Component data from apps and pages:
- Opening Delimiter -

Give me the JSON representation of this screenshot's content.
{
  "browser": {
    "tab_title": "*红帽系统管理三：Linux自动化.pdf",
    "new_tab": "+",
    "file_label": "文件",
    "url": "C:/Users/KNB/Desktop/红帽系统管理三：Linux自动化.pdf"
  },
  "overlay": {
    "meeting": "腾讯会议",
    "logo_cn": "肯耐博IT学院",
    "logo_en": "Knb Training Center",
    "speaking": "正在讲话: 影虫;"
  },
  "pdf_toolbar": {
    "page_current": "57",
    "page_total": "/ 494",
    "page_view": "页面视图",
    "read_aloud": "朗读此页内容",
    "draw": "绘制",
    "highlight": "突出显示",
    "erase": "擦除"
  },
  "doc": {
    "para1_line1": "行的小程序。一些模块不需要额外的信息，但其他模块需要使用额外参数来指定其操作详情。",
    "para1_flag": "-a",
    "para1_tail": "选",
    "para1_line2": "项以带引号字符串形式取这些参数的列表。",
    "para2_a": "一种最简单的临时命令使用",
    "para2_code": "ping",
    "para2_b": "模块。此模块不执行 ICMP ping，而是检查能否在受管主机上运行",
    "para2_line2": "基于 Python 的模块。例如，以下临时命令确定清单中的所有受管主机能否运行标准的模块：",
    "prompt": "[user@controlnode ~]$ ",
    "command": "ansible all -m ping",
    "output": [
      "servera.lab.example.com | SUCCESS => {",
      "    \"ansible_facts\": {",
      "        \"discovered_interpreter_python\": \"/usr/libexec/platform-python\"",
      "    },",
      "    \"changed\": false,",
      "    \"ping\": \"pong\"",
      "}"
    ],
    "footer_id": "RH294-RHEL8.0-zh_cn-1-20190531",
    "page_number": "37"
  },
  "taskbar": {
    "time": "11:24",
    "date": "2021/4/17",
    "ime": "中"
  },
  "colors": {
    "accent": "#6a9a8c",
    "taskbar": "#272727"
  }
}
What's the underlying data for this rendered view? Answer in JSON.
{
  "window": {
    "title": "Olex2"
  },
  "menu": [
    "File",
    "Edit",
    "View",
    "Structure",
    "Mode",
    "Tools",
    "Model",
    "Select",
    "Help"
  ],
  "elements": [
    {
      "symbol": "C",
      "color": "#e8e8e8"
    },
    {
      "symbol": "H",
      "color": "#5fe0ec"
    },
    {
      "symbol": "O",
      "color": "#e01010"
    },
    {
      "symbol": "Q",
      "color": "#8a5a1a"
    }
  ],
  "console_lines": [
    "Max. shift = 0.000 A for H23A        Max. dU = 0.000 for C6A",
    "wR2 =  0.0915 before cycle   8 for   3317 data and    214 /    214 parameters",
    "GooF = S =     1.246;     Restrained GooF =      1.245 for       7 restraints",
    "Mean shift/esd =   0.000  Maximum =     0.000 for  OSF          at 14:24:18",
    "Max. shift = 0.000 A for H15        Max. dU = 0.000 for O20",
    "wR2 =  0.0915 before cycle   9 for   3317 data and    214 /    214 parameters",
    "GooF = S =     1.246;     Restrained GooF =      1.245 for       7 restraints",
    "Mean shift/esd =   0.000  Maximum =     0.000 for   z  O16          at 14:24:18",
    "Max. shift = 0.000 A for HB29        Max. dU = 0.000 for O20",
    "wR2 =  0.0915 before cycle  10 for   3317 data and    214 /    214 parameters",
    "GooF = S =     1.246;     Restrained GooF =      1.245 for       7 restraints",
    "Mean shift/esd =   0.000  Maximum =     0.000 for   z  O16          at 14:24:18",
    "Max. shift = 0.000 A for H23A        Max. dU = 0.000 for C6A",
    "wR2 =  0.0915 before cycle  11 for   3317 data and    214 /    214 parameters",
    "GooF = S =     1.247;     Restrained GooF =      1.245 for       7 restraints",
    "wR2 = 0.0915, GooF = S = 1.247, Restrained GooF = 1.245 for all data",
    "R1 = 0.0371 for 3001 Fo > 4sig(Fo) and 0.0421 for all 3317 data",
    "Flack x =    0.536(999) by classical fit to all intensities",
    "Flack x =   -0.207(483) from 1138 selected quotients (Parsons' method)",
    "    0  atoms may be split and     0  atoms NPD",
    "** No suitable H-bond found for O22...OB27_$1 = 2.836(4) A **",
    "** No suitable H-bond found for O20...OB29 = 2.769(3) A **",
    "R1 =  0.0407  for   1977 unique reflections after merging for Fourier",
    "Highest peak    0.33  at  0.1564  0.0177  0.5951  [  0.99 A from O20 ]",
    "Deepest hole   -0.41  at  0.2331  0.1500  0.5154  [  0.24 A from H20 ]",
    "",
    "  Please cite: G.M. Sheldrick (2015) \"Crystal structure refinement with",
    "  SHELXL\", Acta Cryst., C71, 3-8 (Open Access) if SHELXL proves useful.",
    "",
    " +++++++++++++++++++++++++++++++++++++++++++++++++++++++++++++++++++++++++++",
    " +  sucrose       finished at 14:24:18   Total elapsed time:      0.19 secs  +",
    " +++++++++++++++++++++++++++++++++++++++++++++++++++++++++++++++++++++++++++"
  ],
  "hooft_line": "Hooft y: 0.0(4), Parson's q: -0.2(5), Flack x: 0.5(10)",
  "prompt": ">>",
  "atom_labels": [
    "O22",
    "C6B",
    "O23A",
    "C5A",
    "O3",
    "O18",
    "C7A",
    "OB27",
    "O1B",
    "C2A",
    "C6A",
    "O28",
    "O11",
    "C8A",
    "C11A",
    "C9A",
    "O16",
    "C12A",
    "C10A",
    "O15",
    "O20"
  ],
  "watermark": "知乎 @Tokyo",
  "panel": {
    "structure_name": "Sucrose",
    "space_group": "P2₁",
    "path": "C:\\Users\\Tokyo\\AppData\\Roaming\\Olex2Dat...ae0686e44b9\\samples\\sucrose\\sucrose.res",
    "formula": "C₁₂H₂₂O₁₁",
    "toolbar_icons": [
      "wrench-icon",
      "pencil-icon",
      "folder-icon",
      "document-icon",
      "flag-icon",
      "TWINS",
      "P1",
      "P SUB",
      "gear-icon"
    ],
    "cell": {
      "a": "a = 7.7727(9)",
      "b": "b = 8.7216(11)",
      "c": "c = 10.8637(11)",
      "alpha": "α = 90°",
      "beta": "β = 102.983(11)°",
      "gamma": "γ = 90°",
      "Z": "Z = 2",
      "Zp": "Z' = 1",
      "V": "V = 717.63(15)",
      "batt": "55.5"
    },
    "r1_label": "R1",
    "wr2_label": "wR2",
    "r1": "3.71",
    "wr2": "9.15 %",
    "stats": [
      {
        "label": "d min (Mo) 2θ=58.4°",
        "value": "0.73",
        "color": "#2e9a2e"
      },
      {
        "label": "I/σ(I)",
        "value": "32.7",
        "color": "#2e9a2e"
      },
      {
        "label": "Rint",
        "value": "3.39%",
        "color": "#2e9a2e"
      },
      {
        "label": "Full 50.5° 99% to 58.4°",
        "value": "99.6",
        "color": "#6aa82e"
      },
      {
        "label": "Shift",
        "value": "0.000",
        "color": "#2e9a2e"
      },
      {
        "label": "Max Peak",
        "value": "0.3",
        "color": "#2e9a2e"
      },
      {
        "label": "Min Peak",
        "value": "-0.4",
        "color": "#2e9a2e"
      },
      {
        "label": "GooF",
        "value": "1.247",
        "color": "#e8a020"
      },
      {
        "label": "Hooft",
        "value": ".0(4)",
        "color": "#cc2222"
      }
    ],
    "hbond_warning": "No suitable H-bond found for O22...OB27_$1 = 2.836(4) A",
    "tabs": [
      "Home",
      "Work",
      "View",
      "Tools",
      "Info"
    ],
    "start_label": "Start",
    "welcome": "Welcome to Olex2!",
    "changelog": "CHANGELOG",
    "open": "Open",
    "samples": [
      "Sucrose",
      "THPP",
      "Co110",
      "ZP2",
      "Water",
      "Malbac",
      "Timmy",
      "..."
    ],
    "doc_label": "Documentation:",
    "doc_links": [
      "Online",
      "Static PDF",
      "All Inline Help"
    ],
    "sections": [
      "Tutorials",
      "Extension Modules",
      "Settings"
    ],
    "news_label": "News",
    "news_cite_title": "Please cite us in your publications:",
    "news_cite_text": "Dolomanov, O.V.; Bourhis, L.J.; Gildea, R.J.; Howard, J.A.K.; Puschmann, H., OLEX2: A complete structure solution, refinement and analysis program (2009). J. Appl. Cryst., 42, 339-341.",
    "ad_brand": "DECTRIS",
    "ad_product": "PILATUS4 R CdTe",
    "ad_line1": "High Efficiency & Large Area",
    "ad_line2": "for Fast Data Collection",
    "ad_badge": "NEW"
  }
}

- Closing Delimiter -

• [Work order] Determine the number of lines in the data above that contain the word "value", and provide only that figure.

• [Reply to the task] 9